"If it's done right it will be more healthy," Johannes le Coutre from the UNSW School of Chemical Engineering told AAP.
Producing meat in a laboratory involves taking cells from a live animal using a biopsy, before growing the cells in a large vat called a bioreactor - but commercial production is still some years away.
The process gives scientists a large amount of control over the nutritional content, and avoids the antibiotics often used in commercial agriculture.
Alan Barclay from Dieticians Australia agrees it's possible lab-grown meat might be healthier, but warned there are unknowns, including whether any additional nutrients will be "bioavailable" for the body to use.
"To say that it will be more nutritious is probably difficult to prove right now, but there's a lot of good reasons for exploring it," Dr Barclay told AAP.
Scientists are still working out how to make the meat product tasty, affordable, and socially acceptable.
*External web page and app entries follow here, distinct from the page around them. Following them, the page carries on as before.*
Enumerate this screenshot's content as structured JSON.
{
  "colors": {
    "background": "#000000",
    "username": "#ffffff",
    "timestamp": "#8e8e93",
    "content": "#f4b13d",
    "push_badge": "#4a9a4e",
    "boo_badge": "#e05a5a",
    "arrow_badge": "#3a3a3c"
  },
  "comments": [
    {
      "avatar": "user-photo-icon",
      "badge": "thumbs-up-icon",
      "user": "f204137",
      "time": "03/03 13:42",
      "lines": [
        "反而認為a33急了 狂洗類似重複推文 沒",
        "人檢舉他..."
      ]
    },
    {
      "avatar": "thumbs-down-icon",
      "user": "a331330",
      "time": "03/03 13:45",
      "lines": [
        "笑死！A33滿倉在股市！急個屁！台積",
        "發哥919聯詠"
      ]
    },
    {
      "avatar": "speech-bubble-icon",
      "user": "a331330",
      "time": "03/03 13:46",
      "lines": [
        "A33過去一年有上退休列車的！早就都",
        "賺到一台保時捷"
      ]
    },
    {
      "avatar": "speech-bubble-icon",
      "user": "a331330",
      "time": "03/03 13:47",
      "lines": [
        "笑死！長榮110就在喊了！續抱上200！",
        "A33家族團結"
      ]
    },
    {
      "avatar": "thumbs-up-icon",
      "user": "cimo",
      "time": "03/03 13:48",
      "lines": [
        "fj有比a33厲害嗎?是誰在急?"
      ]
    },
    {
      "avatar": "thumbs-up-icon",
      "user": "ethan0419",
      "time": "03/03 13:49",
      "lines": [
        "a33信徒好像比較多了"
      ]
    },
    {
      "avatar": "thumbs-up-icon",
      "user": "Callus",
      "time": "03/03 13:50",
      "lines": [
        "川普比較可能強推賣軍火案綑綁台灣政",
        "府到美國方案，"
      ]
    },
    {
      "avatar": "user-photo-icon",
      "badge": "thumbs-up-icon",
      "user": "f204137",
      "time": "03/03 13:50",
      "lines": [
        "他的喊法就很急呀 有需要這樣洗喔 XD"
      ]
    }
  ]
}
"I do not anticipate there will be large cuts of cultivated meat hanging in supermarkets in the next five to 10 years," Prof le Coutre said.
Cultivated meat is about 30-times more expensive to produce than meat from an animal, but Prof le Coutre believes developing the technology is vital, because lab-grown meat is more sustainable than traditional agriculture.
"The sustainability and ethical arguments are very strong," he said.
As the global population increases over the next three decades, calorie production will need to increase by 70 per cent.
Dr Barclay agrees that cultivating meat could be a more sustainable way to fulfil increased demand, as the standard of living improves globally.
"But it's certainly possible to have a healthy vegetarian diet - there are many ways of eating well," he said.
Prof le Coutre said it's likely cultivated meat products would initially appear on supermarket shelves in products such as stock or seasoning.
There would still be a place for meat produced from farm animals, as it may take many years before lab-grown meat is socially acceptable, and can be produced on a large scale, he added.
"It won't happen overnight, but it will happen over generations - at one point in time it will just be a way of producing food," he said.